The Rocky Mountain Virology Club (RMVC, aka RMVA) was established in 2000 to facilitate free and open exchange of scientific data and ideas concerning general virology in a venue that promotes collaboration among students, post-doctoral researchers and faculty members from universities and federal institutions. Specifically, our annual three-day autumn meeting on the Pingree Park Campus of Colorado State University encourages students, post-doctoral researchers and junior faculty to present their research and to receive feedback from more established scientists. The goals are scientific interactions and the training of young scientists. A major benefit of participation has been novel collaborations between scientists in different disciplines, i.e. RNA stability and Flavivirus biology. The topics discussed include medical virology (vaccines, epidemiology, viral zoonoses), arthropod-borne diseases (RNA viruses and RNA metabolism, viral vectors and vector biology), host defenses (viral immunology and pathogenesis), oncogenic viruses and prion biology. Special sessions on HIV pathogenesis, vaccine development, pandemic influenza, prions, virus discovery and the global impact of viral diseases have been featured at past meetings. Founders and attendees include scientists from Colorado State University, The University of Colorado, the University of Wyoming, the University of Northern Colorado, the Centers for Disease Control (Fort Collins) and the Department of Agriculture Animal and Plant Health Inspection Service as well as scientists from industry, other universities in Colorado, New Mexico, Utah, and visitors from California, Arizona, Texas, North Carolina, Indiana, New York, Mexico and Germany. In 2010 the RVMC was incorporated as the Rocky Mountain Virology Association, Inc., a tax-exempt educational charity (Section 501(c)(3)). Our board of directors is charged with encouraging student and junior faculty involvement by minimizing costs as we encourage women and minorities to participate in all stages of program development. The board and all involved in program organization are volunteers. Our attendance is limited by venue to a maximum of 110 individuals. This provides active involvement and interaction for all. Comparable general virology meetings such as the annual American Society for Virology meeting have attendance of about 1500, and high registration, housing and travel costs. Collaborative interactions at these meetings tend to be very focused on individual virus families. Our meeting promotes multidisciplinary studies of viruses and prions. Funds are requested to provide minority grants and family care, reduce registration fees for graduate students, post-doctoral fellows and early stage investigators, and pay travel and housing for invited speakers for the annual meeting during the last week of September. Registration fees, contributions from corporations, and individual charitable contributions, cover additional costs for the meeting. The RMVA has been an outstanding source of communication and collaboration for the Rocky mountain region.

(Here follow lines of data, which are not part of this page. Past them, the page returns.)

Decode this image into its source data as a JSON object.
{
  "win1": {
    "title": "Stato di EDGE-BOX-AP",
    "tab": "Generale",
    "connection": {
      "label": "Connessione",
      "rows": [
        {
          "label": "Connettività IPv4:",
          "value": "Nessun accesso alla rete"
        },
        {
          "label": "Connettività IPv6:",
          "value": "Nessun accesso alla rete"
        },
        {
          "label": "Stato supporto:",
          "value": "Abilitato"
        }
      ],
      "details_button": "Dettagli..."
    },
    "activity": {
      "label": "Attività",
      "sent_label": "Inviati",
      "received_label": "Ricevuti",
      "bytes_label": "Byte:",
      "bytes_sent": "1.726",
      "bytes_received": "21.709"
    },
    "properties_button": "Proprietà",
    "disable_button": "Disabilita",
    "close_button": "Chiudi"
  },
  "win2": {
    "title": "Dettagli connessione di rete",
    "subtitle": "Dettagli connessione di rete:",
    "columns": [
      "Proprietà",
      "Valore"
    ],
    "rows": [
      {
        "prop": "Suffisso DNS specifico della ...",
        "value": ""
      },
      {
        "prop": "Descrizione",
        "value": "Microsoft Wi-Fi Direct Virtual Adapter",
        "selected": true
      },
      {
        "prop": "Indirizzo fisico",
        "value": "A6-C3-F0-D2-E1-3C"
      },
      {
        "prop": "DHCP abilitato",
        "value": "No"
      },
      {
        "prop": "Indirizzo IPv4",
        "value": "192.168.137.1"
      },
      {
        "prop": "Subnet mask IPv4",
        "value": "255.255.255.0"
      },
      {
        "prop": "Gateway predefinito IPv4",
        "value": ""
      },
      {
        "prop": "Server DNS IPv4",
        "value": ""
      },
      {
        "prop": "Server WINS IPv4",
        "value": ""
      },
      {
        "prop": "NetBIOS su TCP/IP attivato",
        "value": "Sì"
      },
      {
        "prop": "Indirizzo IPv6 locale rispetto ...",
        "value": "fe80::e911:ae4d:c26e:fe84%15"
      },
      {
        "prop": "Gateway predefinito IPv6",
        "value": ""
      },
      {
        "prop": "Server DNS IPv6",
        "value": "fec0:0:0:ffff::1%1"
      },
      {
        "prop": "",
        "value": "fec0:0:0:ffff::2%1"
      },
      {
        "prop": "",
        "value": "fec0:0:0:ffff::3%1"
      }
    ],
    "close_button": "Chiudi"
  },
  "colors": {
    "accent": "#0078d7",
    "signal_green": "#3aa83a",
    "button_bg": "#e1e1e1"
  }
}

The 13th annual meeting of the Rocky Mountain Virology Association will continue a process of scientific collaboration among virologists in the rocky mountain region and nationally. A cadre of dedicated scientists, from five separate institutions, three universities and two federal laboratories, with diverse expertise and a common interest in virology established this meeting. It has and continues to be a source of multidisciplinary approaches, productive collaborations and scientific inspiration.
|Kennedy, Peter G E; Rovnak, Joel; Badani, Hussain et al. (2015) A comparison of herpes simplex virus type 1 and varicella-zoster virus latency and reactivation. J Gen Virol 96:1581-602|